Several software manufacturers presented cloud-based systems with apps for different mobile devices. To use the software, the app can be installed on laptop or smartphone. The advantage of this system is the usability. Regardless of the room in which the UC participants are located, the communication is controlled via the personal devices. The users are well versed in those devices and this lowers the initial user barrier. The meeting rooms here only provide the infrastructure for communication.
To connect mobile devices to the meeting room infrastructure according to the BYOD philosophy, hardware manufacturers are increasingly offering interfaces such as USB or Bluetooth. These are already familiar from the consumer sector.
Recommendation of the macom experts

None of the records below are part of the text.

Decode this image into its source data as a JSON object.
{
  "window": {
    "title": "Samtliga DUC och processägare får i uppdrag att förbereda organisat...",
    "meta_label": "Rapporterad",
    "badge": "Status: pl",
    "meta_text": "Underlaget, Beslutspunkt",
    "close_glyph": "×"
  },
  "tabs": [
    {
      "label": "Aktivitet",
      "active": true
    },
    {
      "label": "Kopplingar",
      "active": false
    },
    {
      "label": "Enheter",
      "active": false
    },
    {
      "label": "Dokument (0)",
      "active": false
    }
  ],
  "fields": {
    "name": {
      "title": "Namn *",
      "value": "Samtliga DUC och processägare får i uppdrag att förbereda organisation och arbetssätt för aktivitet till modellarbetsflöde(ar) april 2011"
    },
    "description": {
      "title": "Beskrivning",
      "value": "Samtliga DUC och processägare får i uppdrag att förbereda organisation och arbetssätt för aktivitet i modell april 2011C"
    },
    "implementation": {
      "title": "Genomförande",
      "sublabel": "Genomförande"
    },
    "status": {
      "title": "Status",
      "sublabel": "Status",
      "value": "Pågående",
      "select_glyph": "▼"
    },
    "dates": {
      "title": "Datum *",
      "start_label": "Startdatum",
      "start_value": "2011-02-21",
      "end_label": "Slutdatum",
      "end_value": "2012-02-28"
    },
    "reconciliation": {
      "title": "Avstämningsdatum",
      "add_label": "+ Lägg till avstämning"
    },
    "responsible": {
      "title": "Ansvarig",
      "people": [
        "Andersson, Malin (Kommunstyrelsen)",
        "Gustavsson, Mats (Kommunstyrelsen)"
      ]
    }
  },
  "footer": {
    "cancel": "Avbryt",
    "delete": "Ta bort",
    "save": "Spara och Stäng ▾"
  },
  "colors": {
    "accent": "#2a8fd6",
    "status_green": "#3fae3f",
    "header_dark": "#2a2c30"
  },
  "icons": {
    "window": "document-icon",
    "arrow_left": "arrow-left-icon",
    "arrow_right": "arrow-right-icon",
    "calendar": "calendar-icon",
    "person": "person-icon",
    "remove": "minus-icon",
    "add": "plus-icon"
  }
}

Just as with collaboration, the choice of unified communication direction also depends on the specific use cases. They determine which solution or solutions makes sense in specific areas. Every solution has different advantages and disadvantages. However, it has become clear that you have to go to the cloud to be able to use all the advantages of UC systems. There is no way around it and this of course needs more communication with our colleagues in IT and puts additional requirements on IT security. Interfaces and scalability also matter if you want to remain open for future extensions.
Audio in UCC and VC

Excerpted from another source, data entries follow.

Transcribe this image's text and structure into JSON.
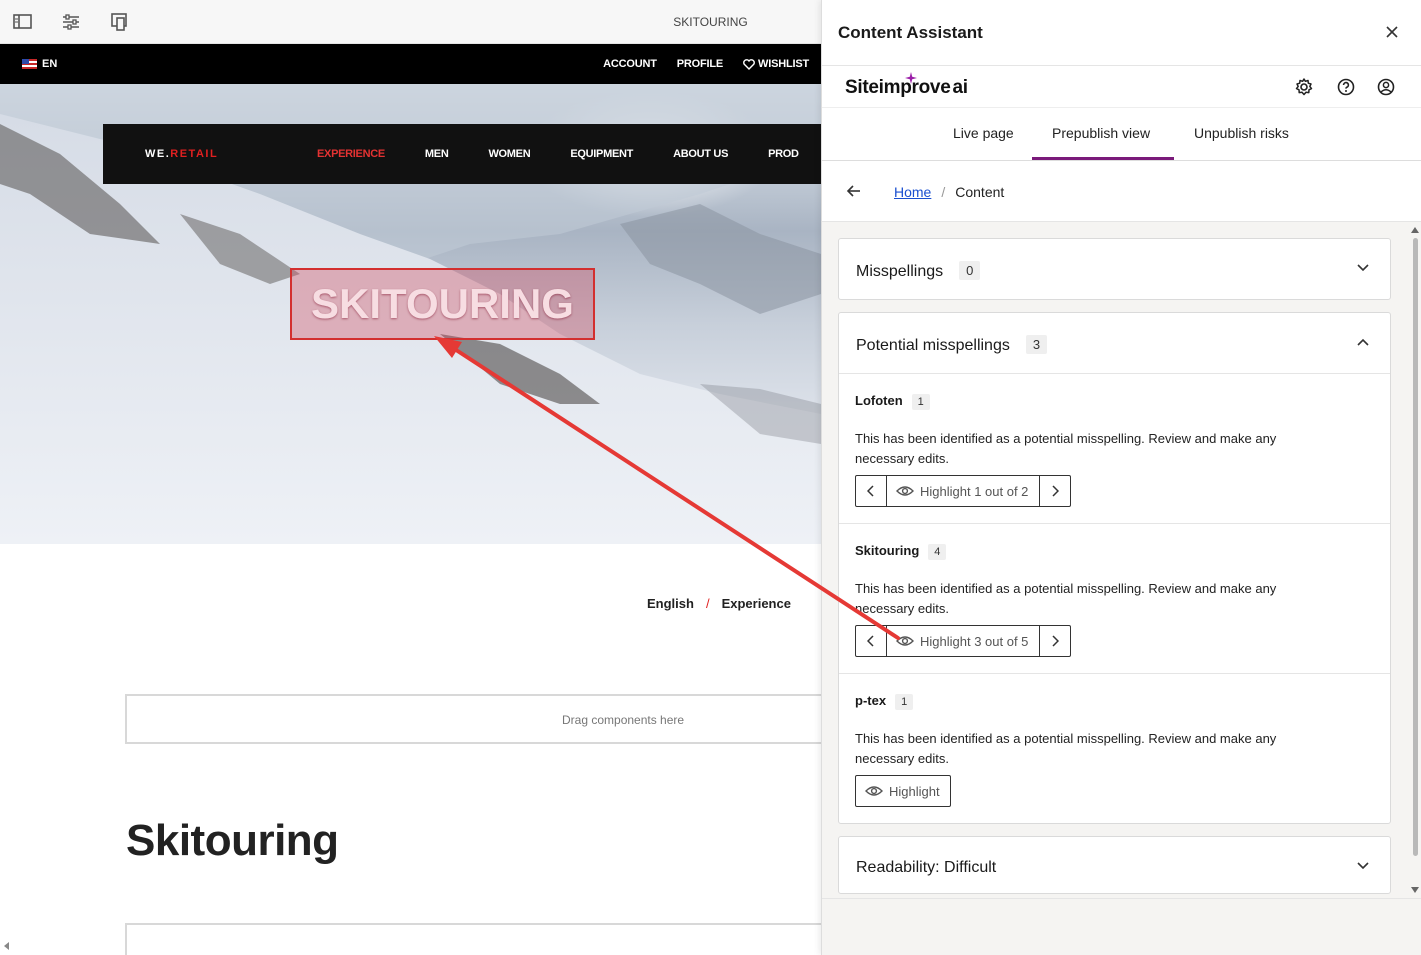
{
  "editor": {
    "page_title": "SKITOURING",
    "site": {
      "language": "EN",
      "top_links": [
        "ACCOUNT",
        "PROFILE",
        "WISHLIST"
      ],
      "brand_prefix": "WE.",
      "brand_suffix": "RETAIL",
      "nav": [
        "EXPERIENCE",
        "MEN",
        "WOMEN",
        "EQUIPMENT",
        "ABOUT US",
        "PROD"
      ],
      "hero_title": "SKITOURING",
      "breadcrumb": [
        "English",
        "/",
        "Experience"
      ],
      "drop_zone_label": "Drag components here",
      "page_heading": "Skitouring"
    }
  },
  "panel": {
    "title": "Content Assistant",
    "logo_text": "Siteimprove",
    "logo_ai": "ai",
    "tabs": [
      "Live page",
      "Prepublish view",
      "Unpublish risks"
    ],
    "active_tab": "Prepublish view",
    "breadcrumb": {
      "home": "Home",
      "sep": "/",
      "current": "Content"
    },
    "sections": {
      "misspellings": {
        "label": "Misspellings",
        "count": "0"
      },
      "potential": {
        "label": "Potential misspellings",
        "count": "3",
        "items": [
          {
            "word": "Lofoten",
            "count": "1",
            "desc": "This has been identified as a potential misspelling. Review and make any necessary edits.",
            "highlight": "Highlight 1 out of 2"
          },
          {
            "word": "Skitouring",
            "count": "4",
            "desc": "This has been identified as a potential misspelling. Review and make any necessary edits.",
            "highlight": "Highlight 3 out of 5"
          },
          {
            "word": "p-tex",
            "count": "1",
            "desc": "This has been identified as a potential misspelling. Review and make any necessary edits.",
            "highlight": "Highlight"
          }
        ]
      },
      "readability": {
        "label": "Readability: Difficult"
      }
    }
  },
  "colors": {
    "accent": "#7a1a7a",
    "nav_active": "#e43232",
    "link": "#1a4fd0",
    "annotation_arrow": "#e53935"
  }
}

Voice quality has always been one of the crux of videoconferencing and unified communication. With more intelligence in microphones and solutions for different room sizes, the exhibitors at this year’s ISE tried really focused on improving speech quality in meeting rooms.
There is a trend towards soundbars and array microphones, either installed on the ceiling or on the table. The soundbars were often part of all-in-one solutions, installed above or below a display. These can work well especially for smaller rooms and huddle spaces. Many manufacturers had installed so-called “beamforming” microphones in their soundbars, which only cover a very precise area. Since huddle spaces often don’t have sophisticated passive acoustics (think glazed walls hard surfaces), this improves speech quality very well.
Array microphones were also presented for larger meeting rooms. Most of the arrays have an integrated intelligence. These can track a speaker and then optimally adjust to their position. Sennheiser for example presented such a system with their TeamConnect Ceiling. Most of the microphone arrays are scalable to enable coverage of larger conference rooms. These include the Biamp microphone arrays. As big as a golf ball, they contain eight microphones and a small intelligence unit. Suspended from the ceiling, they cover a circle of approx. 3 m in diameter, and can be placed in multiples depending on the room height and the desired speech quality. A single unit is sufficient for a conference table for 6 to 8 persons. For a larger room, a second array microphone can be used. The system intelligence coordinates both arrays.
Recommendation of the macom experts
The intelligence in the microphones is getting better and better as an example coughing has been identified as language by previous devices, the current algorithms are much more accurate and don’t identify this type of noise as speech. Very interestingly various microphone solutions presented this year were able to independently measure the meeting room acoustically and thus adapt optimally to it. In real situations this can work quite well, improving the voice quality, simplifying the installation by reducing the setup time for the microphones.
Next week, read about our ISE trends in digital reality, LED and IP signalling.
(Author: Martin C. Wagner, marketing manager macom GmbH)